February 21, 2005
Pictured above is a 200 million year old fossil Cycadeoid from the late Triassic period, which was found and photographed near Gulf, North Carolina. Although these fossils appear similar to ferns, Cycadeoids are actually gymnosperms or coniferous plants closely related to modern cone-bearing evergreen trees.

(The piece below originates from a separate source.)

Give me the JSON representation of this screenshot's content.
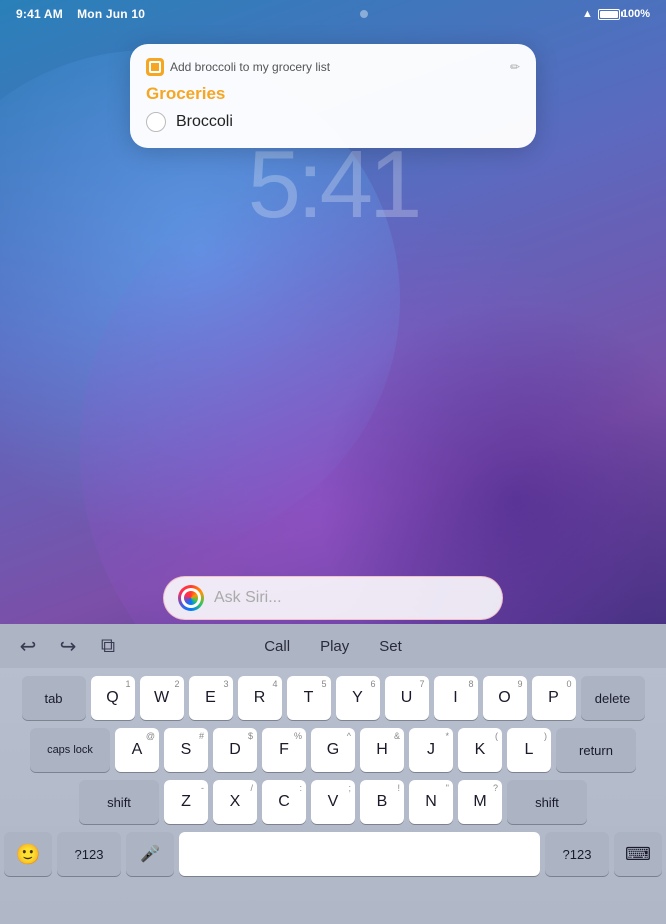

Gulf is located near the North Carolina Fall line (the division between the Piedmont and the coastal plain), is home to both active and abandoned clay pit mines. In an inactive area of the clay pits lay exposed siltstones and sand stones that date to the late Triassic period. In a state dominated by igneous and metamorphic rocks to the west and marine sedimentary rocks to the east, this area boasts some of the oldest fossils in North Carolina. Besides cycads and cycadeoids, numerous fern species, horse tails, and rare animal fossils have been preserved in the loosely consolidated shale.

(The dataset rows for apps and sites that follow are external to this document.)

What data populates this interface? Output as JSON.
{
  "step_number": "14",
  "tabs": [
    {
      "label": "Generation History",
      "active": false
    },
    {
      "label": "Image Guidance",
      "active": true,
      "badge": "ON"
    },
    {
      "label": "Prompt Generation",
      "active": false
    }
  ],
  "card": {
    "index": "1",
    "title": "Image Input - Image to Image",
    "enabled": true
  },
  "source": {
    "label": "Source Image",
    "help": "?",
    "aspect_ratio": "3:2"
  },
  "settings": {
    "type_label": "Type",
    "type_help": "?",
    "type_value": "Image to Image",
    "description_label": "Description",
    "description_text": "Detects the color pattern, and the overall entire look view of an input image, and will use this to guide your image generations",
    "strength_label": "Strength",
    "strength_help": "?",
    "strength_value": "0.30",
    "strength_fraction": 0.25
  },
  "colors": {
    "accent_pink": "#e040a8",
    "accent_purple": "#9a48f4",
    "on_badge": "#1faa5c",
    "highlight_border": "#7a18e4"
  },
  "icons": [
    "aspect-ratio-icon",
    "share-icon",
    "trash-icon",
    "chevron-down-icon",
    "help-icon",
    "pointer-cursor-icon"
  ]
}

Lat/Long of site for GPS equipped fossil hunters
35d34m 03.6s North 79d17m48.8s West